On the way to martyrdom Father Vénard chanted psalms and hymns. To his executioner, who coveted his clothing and asked what he would give to be killed promptly, he answered: "The longer it lasts the better it will be". His head, after exposure at the top of a pole, was secured by the Christians and is now venerated in Tonkin. The body rests in the crypt at the Missions Etrangères, Paris. Other precious relics are in the hands of the martyr's brother, Canon Eusebius Vénard, curé of Assais Deux Sèvres, France, who possesses, also, most of the martyr's letters, including those written from the cage. In a letter addressed to his father, Théophane refers thus to his approaching sacrifice: "A slight sabre-cut will separate my head from my body, like the spring flower which the Master of the garden gathers for His pleasure. We are all flowers planted on this earth, which God plucks in His own good time: some a little sooner, some a little later . . . Father and son may we meet in Paradise. I, poor little moth, go first. Adieu". The cause of his beatification was introduced at Rome in 1879, and he was declared Blessed, 2 May, 1909. The beatification ceremony brought a large delegation from France, including the Bishop of Poitiers and the martyr's only surviving brother. Théophane Vénard was beatified in company with thirty-three other martyrs, most of whom were natives of Tonkin, Cochin-China, or China.

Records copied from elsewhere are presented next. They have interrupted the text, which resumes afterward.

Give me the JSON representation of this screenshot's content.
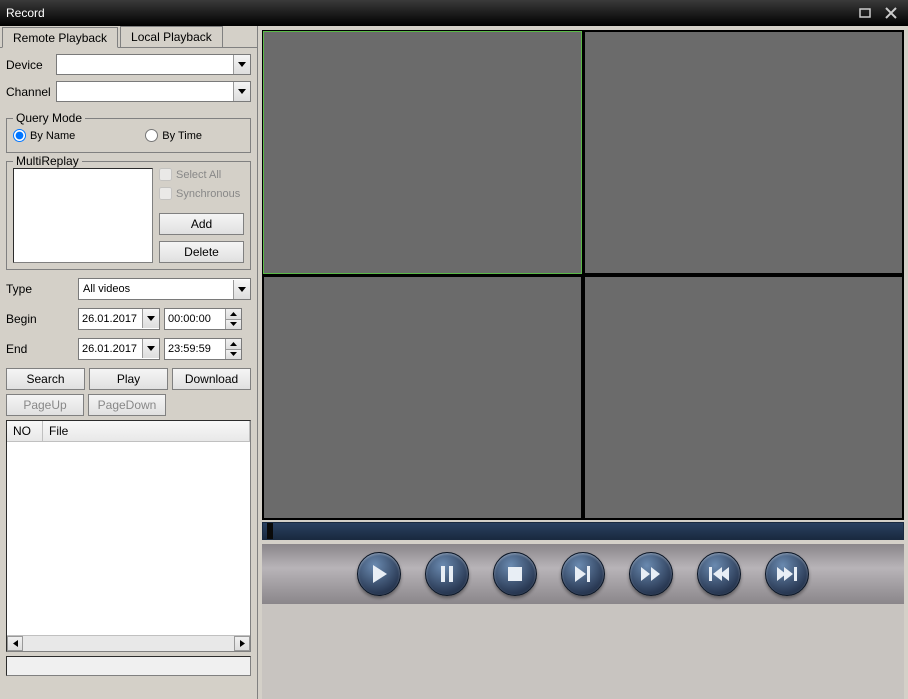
{
  "title": "Record",
  "tabs": {
    "remote": "Remote Playback",
    "local": "Local Playback"
  },
  "form": {
    "device_label": "Device",
    "device_value": "",
    "channel_label": "Channel",
    "channel_value": ""
  },
  "queryMode": {
    "legend": "Query Mode",
    "byName": "By Name",
    "byTime": "By Time",
    "selected": "byName"
  },
  "multiReplay": {
    "legend": "MultiReplay",
    "selectAll": "Select All",
    "synchronous": "Synchronous",
    "add": "Add",
    "delete": "Delete"
  },
  "filter": {
    "type_label": "Type",
    "type_value": "All videos",
    "begin_label": "Begin",
    "begin_date": "26.01.2017",
    "begin_time": "00:00:00",
    "end_label": "End",
    "end_date": "26.01.2017",
    "end_time": "23:59:59"
  },
  "actions": {
    "search": "Search",
    "play": "Play",
    "download": "Download",
    "pageUp": "PageUp",
    "pageDown": "PageDown"
  },
  "fileList": {
    "colNo": "NO",
    "colFile": "File"
  },
  "player": {
    "play": "play",
    "pause": "pause",
    "stop": "stop",
    "step": "step",
    "fwd": "fast-forward",
    "prev": "previous",
    "next": "next"
  }
}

HERBERT, Théophane Vénard (London); WALSH, A Modern Martyr; Thoughts from Modern Martyrs; The Field Afar; Vie et Correspondence de J. Théophane Vénard (Poitiers, 1865); Le Bienheureux Théophane Vénard (Paris, 1911); Lettres Choisis du Bienheureux Théophane Vénard (Paris, 1909); CATTANEO, Un Martire Moderno (Milan, 1910).
APA citation. (1912). Bl. Théophane Vénard. In The Catholic Encyclopedia. New York: Robert Appleton Company. http://www.newadvent.org/cathen/14623c.htm
MLA citation. "Bl. Théophane Vénard." The Catholic Encyclopedia. Vol. 14. New York: Robert Appleton Company, 1912. <http://www.newadvent.org/cathen/14623c.htm>.
Transcription. This article was transcribed for New Advent by Herman F. Holbrook. Dilectissimo Fratri Ambrosio Bettencourt, O.S.B., praeceptori meo.
Ecclesiastical approbation. Nihil Obstat. July 1, 1912. Remy Lafort, S.T.D., Censor. Imprimatur. +John Cardinal Farley, Archbishop of New York.
Contact information. The editor of New Advent is Kevin Knight. My email address is feedback732 at newadvent.org. (To help fight spam, this address might change occasionally.) Regrettably, I can't reply to every letter, but I greatly appreciate your feedback — especially notifications about typographical errors and inappropriate ads.